U of R student receives Vanier Scholarship to explore media’s role in reconciliation

By University Advancement and Communications Posted: May 16, 2019 9:05 a.m.

Merelda Fiddler-Potter announced today as recipient of prestigious Vanier Canada Graduate Scholarship.
Merelda Fiddler-Potter announced today as recipient of prestigious Vanier Canada Graduate Scholarship. Photo: Rachel Buhr, Still Life Photography

Merelda Fiddler-Potter, a University of Regina doctoral student in the Johnson Shoyama Graduate School of Public Policy (JSGS), has been awarded a prestigious Vanier Canada Graduate Scholarship valued at $150,000 over three years.

“As a university community, we are committed to facing the difficult truths of our colonial past in order to work towards reconciliation,” says Kathy McNutt, Interim Vice-President (Research) and Fiddler-Potter's thesis advisor at the University of Regina. “Merelda’s research is the type of scholarship needed right now to support nationwide reconciliation efforts, and to position Canada as a global centre of excellence in research and in higher learning.”

Fiddler-Potter’s research will explore the media’s role in helping Canadians learn the truth of past and present colonial policies and the impact on Indigenous people. She will also gain insight on how the media can compel people into action in order to keep reconciliation high on the public agenda.

“My work as a journalist and as an academic has been to change the negative portrayal of Indigenous people,” says Fiddler-Potter. “We need to both learn and share our unique local histories, in order to build on the media’s first draft of our shared Canadian history, and reclaim our culture and traditions to share with our communities.”

The 2015 release of the Truth and Reconciliation Commission’s final report was an excellent first step in shedding light on some of the truths about Canada’s colonial history. However, Fiddler-Potter believes that more information regarding treaties, reserves, systemic violence, present-day racism, land apprehensions, and the sixties scoop needs to be shared and discussed.

“The media play an important part in telling peoples’ stories, in swaying public opinion, and can be a valuable tool for driving the policy agenda,” says Fiddler-Potter. “However, if news stories lack Indigenous voices and truths about Indigenous history, then it is much harder for the public and policy-makers to fully understand the contemporary issues Indigenous people face.”

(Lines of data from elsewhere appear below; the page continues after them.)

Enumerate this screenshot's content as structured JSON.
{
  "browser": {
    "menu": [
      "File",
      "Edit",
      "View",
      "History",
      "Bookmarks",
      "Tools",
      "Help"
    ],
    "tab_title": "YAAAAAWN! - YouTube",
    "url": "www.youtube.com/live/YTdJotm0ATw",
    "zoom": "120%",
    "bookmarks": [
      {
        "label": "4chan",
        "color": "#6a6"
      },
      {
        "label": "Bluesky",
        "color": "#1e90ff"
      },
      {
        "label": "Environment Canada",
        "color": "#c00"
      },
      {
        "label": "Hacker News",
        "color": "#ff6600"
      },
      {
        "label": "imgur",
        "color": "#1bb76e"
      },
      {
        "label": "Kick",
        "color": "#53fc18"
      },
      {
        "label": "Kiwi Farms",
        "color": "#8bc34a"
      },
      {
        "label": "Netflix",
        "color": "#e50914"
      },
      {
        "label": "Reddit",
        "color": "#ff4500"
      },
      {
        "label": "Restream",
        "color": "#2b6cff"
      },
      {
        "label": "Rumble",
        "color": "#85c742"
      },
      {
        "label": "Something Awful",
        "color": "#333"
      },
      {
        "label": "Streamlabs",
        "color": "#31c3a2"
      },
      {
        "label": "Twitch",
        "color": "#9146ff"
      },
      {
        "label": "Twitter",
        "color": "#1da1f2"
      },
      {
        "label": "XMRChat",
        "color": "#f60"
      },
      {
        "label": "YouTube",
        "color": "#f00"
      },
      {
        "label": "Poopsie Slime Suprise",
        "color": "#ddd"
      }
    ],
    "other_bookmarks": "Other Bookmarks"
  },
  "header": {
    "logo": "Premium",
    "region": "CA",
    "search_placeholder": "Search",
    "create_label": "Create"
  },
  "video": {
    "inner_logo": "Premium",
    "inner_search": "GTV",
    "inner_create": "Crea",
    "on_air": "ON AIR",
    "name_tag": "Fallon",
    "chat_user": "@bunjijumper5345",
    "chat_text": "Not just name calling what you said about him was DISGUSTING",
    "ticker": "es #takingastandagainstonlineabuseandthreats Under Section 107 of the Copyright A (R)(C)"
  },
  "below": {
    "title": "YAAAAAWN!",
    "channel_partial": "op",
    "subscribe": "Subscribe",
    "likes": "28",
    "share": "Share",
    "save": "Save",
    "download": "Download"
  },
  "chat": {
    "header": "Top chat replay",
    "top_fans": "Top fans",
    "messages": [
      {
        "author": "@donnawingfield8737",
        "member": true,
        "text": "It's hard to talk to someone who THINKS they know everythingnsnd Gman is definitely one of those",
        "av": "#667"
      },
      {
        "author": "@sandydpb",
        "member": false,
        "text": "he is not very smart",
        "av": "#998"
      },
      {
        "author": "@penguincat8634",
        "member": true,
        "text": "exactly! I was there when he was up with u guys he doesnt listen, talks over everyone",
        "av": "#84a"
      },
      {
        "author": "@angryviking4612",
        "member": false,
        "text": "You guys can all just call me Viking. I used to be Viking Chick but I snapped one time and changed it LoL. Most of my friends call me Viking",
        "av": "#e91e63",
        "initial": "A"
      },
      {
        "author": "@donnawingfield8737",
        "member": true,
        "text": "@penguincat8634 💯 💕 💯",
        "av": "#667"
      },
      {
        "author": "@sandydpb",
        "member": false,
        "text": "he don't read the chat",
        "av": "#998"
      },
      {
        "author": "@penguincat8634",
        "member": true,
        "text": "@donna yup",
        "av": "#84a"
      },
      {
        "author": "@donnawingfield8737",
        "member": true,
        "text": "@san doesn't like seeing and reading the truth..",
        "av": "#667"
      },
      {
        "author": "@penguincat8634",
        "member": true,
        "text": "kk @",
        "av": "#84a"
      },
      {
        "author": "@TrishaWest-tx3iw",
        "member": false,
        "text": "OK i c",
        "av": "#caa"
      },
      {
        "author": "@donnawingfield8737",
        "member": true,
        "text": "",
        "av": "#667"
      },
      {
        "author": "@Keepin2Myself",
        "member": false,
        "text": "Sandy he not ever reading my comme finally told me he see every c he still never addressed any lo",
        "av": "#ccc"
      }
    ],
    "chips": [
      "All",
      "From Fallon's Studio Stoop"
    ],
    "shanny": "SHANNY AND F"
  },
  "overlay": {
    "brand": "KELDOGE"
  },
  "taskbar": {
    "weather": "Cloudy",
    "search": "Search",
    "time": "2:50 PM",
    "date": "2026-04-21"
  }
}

Working with Indigenous elders, media consumers and policy-makers, and using media content analysis NVivo software, Fiddler-Potter will analyze both mass and social media to determine how current news stories are framed, and how Canadians interpret Indigenous policy issues as a result. She will also explore the role of media elitism in the dissemination of Indigenous histories, and the need for Indigenous leaders in both education and media institutions.

“To work towards reconciliation, it is imperative that a new understanding of truth in storytelling be developed—one that is respective of Indigenous knowledge, traditional teachings, and communities,” says Doug Moen, JSGS executive director. “Merelda’s research is important in ensuring that media understand how these stories need to be constructed in order to achieve this.”

In addition to her doctoral studies, Fiddler-Potter is a sessional lecturer at First Nations University of Canada, a federated college of the University of Regina. She was also the Dallas W. Smythe Chair in the Department of Journalism at the University of Regina, where she developed a course on Reconciliation and the Role of the Journalist, for students. Prior to entering academia, Fiddler-Potter was a current affairs producer and reporter for CBC Saskatchewan, and was recognized nationally by the Radio Television Digital News Association of Canada for her work with Saskatchewan’s Murdered and Missing Indigenous Women. Fiddler-Potter has a Masters of Arts in Canadian Plains Studies and a Bachelor’s in Journalism and Communications, both from the University of Regina.

The Vanier Canada Graduate Scholarships program was launched in 2008 by the Government of Canada, to strengthen the country’s ability to attract and retain world-class doctoral students and establish Canada as a global centre of excellence in research and higher learning. Fiddler-Potter joins Sophie Duranceau (2015) and Kazi Mamun (2012) as U of R graduate student recipients of the prestigious Vanier Canada Graduate Scholarship.